* [Given data]

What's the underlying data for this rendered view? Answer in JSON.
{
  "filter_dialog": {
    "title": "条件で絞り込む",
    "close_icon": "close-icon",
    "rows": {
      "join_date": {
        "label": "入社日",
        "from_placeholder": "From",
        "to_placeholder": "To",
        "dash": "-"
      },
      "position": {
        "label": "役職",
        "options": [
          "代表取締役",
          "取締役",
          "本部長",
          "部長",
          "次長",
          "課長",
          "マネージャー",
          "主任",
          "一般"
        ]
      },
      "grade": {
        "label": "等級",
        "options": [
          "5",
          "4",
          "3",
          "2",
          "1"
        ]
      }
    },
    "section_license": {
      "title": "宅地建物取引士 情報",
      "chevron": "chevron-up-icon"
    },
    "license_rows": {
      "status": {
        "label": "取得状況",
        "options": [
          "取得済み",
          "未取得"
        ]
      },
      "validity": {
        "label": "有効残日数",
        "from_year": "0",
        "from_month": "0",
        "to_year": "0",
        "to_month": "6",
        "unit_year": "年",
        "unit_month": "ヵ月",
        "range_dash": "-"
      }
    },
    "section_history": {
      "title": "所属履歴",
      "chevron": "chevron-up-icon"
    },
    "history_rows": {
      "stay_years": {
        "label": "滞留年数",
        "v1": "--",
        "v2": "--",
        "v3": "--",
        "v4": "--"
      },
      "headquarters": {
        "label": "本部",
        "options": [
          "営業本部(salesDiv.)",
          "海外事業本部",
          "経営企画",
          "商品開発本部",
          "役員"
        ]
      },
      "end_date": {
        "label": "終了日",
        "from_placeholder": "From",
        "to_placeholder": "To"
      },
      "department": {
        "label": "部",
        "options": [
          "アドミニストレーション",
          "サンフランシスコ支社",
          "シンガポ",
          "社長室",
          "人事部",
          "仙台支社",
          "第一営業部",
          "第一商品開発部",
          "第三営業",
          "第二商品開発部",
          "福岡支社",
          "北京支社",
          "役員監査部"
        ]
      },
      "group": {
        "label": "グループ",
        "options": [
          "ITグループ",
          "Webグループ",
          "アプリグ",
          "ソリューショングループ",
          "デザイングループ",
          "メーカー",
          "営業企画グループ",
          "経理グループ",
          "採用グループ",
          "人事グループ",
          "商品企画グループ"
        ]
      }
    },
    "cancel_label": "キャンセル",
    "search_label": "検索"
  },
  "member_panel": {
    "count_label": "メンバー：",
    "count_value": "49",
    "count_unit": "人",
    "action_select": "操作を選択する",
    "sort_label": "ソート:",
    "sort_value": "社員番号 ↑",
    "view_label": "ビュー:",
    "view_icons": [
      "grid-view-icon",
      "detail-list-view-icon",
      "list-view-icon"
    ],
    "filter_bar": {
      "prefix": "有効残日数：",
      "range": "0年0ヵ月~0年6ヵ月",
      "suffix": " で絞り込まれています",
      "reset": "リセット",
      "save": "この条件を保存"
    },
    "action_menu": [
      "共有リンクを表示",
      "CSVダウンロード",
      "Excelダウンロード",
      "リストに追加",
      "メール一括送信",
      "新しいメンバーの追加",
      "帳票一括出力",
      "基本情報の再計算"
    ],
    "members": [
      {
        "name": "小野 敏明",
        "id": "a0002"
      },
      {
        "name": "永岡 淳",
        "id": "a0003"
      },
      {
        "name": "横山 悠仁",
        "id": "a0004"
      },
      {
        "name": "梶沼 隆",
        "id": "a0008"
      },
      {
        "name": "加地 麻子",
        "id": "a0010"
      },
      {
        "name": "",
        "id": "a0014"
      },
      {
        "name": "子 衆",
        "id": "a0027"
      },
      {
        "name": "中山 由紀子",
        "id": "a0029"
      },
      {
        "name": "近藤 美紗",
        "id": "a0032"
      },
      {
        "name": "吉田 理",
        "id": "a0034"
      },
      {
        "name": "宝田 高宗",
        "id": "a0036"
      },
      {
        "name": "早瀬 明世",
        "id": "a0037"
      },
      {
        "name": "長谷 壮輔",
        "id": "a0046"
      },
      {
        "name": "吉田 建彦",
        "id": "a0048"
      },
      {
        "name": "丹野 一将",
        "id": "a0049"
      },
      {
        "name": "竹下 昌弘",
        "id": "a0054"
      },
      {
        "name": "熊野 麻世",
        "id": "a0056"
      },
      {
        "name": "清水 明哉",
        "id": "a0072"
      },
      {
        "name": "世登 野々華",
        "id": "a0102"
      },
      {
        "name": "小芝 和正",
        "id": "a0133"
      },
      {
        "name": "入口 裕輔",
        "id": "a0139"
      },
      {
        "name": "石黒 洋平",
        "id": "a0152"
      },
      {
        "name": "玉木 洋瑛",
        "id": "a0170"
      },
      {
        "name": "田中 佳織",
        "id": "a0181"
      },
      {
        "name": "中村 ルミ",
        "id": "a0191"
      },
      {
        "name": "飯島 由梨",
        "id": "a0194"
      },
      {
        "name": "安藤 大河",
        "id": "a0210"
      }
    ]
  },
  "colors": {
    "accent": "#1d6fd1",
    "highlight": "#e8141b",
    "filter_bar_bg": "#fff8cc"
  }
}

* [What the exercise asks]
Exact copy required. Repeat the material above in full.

* [Task result]
What's the underlying data for this rendered view? Answer in JSON.
{
  "filter_dialog": {
    "title": "条件で絞り込む",
    "close_icon": "close-icon",
    "rows": {
      "join_date": {
        "label": "入社日",
        "from_placeholder": "From",
        "to_placeholder": "To",
        "dash": "-"
      },
      "position": {
        "label": "役職",
        "options": [
          "代表取締役",
          "取締役",
          "本部長",
          "部長",
          "次長",
          "課長",
          "マネージャー",
          "主任",
          "一般"
        ]
      },
      "grade": {
        "label": "等級",
        "options": [
          "5",
          "4",
          "3",
          "2",
          "1"
        ]
      }
    },
    "section_license": {
      "title": "宅地建物取引士 情報",
      "chevron": "chevron-up-icon"
    },
    "license_rows": {
      "status": {
        "label": "取得状況",
        "options": [
          "取得済み",
          "未取得"
        ]
      },
      "validity": {
        "label": "有効残日数",
        "from_year": "0",
        "from_month": "0",
        "to_year": "0",
        "to_month": "6",
        "unit_year": "年",
        "unit_month": "ヵ月",
        "range_dash": "-"
      }
    },
    "section_history": {
      "title": "所属履歴",
      "chevron": "chevron-up-icon"
    },
    "history_rows": {
      "stay_years": {
        "label": "滞留年数",
        "v1": "--",
        "v2": "--",
        "v3": "--",
        "v4": "--"
      },
      "headquarters": {
        "label": "本部",
        "options": [
          "営業本部(salesDiv.)",
          "海外事業本部",
          "経営企画",
          "商品開発本部",
          "役員"
        ]
      },
      "end_date": {
        "label": "終了日",
        "from_placeholder": "From",
        "to_placeholder": "To"
      },
      "department": {
        "label": "部",
        "options": [
          "アドミニストレーション",
          "サンフランシスコ支社",
          "シンガポ",
          "社長室",
          "人事部",
          "仙台支社",
          "第一営業部",
          "第一商品開発部",
          "第三営業",
          "第二商品開発部",
          "福岡支社",
          "北京支社",
          "役員監査部"
        ]
      },
      "group": {
        "label": "グループ",
        "options": [
          "ITグループ",
          "Webグループ",
          "アプリグ",
          "ソリューショングループ",
          "デザイングループ",
          "メーカー",
          "営業企画グループ",
          "経理グループ",
          "採用グループ",
          "人事グループ",
          "商品企画グループ"
        ]
      }
    },
    "cancel_label": "キャンセル",
    "search_label": "検索"
  },
  "member_panel": {
    "count_label": "メンバー：",
    "count_value": "49",
    "count_unit": "人",
    "action_select": "操作を選択する",
    "sort_label": "ソート:",
    "sort_value": "社員番号 ↑",
    "view_label": "ビュー:",
    "view_icons": [
      "grid-view-icon",
      "detail-list-view-icon",
      "list-view-icon"
    ],
    "filter_bar": {
      "prefix": "有効残日数：",
      "range": "0年0ヵ月~0年6ヵ月",
      "suffix": " で絞り込まれています",
      "reset": "リセット",
      "save": "この条件を保存"
    },
    "action_menu": [
      "共有リンクを表示",
      "CSVダウンロード",
      "Excelダウンロード",
      "リストに追加",
      "メール一括送信",
      "新しいメンバーの追加",
      "帳票一括出力",
      "基本情報の再計算"
    ],
    "members": [
      {
        "name": "小野 敏明",
        "id": "a0002"
      },
      {
        "name": "永岡 淳",
        "id": "a0003"
      },
      {
        "name": "横山 悠仁",
        "id": "a0004"
      },
      {
        "name": "梶沼 隆",
        "id": "a0008"
      },
      {
        "name": "加地 麻子",
        "id": "a0010"
      },
      {
        "name": "",
        "id": "a0014"
      },
      {
        "name": "子 衆",
        "id": "a0027"
      },
      {
        "name": "中山 由紀子",
        "id": "a0029"
      },
      {
        "name": "近藤 美紗",
        "id": "a0032"
      },
      {
        "name": "吉田 理",
        "id": "a0034"
      },
      {
        "name": "宝田 高宗",
        "id": "a0036"
      },
      {
        "name": "早瀬 明世",
        "id": "a0037"
      },
      {
        "name": "長谷 壮輔",
        "id": "a0046"
      },
      {
        "name": "吉田 建彦",
        "id": "a0048"
      },
      {
        "name": "丹野 一将",
        "id": "a0049"
      },
      {
        "name": "竹下 昌弘",
        "id": "a0054"
      },
      {
        "name": "熊野 麻世",
        "id": "a0056"
      },
      {
        "name": "清水 明哉",
        "id": "a0072"
      },
      {
        "name": "世登 野々華",
        "id": "a0102"
      },
      {
        "name": "小芝 和正",
        "id": "a0133"
      },
      {
        "name": "入口 裕輔",
        "id": "a0139"
      },
      {
        "name": "石黒 洋平",
        "id": "a0152"
      },
      {
        "name": "玉木 洋瑛",
        "id": "a0170"
      },
      {
        "name": "田中 佳織",
        "id": "a0181"
      },
      {
        "name": "中村 ルミ",
        "id": "a0191"
      },
      {
        "name": "飯島 由梨",
        "id": "a0194"
      },
      {
        "name": "安藤 大河",
        "id": "a0210"
      }
    ]
  },
  "colors": {
    "accent": "#1d6fd1",
    "highlight": "#e8141b",
    "filter_bar_bg": "#fff8cc"
  }
}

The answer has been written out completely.